Out of the blue, [the interrogator] demanded to know where Osama Bin Laden was hiding. I knew were he was, he insisted. If I grew a beard I would look like Bin Laden. I was holding back on telling him why I was going to the university and who I was going to meet there. If I didn’t want to go to jail, it was time to tell him the real story” (Clarke 2002). Although Austin and Clarke’s cases became frequent topics of conversation during this period, their experiences were far from unusual. From the beginning of the anti-globalization movement to its rapid demise, countless radicals (and many others besides) became familiar with the repressive capacities of state organizations.
Because of this, I propose to reorient the terms of investigation so that—rather than focusing on “inclusion” as a self-evident good—we make white middle class socio-psychic indeterminacy the motive force in a genealogy of dissent. This indeterminacy can be located in time and space and considered in relation to the social contradictions that produce it. In contrast, the activist rush to inclusion has often made it difficult to consider the specificity of the white middle class as a social problem.
In order to make sense of state attempts to represent the activist as a criminal or terrorist element, it’s useful to consider Dorothy Smith’s approach to reading the “ideological” practices of ruling regimes. Ideology, in Smith’s sense, is not so much an expression of belief as it is a social practice aimed at abstracting accounts of the world from lived experience and recasting them in a universalized textual domain (1990: 35–36). For instance, by advancing a specific criminal meaning of the activist within the law, both CSIS and Canadian politicians have managed to limit the scope of the possible within the realm of dissent.

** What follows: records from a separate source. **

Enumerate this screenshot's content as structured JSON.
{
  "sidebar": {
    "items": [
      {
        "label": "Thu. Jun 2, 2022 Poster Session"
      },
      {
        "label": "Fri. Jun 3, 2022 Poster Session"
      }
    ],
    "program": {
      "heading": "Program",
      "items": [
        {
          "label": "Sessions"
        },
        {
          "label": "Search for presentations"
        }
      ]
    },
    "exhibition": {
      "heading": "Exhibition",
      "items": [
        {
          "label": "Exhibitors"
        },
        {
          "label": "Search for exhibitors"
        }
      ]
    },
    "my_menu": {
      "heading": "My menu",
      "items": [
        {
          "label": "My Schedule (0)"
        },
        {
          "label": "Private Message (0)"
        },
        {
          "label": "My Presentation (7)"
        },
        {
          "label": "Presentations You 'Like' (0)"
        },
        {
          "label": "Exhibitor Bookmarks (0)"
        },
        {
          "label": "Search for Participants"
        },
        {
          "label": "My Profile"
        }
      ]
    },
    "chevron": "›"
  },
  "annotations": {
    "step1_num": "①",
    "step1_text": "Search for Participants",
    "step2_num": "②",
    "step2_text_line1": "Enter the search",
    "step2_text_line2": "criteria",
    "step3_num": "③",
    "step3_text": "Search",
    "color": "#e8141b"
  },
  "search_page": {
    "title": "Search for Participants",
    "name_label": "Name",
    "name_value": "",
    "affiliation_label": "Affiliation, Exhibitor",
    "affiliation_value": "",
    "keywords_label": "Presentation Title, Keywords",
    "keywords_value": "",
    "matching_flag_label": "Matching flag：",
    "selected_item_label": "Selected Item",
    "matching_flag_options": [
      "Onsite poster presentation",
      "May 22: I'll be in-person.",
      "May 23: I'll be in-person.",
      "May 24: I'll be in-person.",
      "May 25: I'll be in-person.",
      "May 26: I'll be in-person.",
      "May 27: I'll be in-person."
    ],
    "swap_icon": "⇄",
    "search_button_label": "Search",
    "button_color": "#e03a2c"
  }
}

Black bloc, white riot : antiglobalization and the genealogy of dissent by A. K. Thompson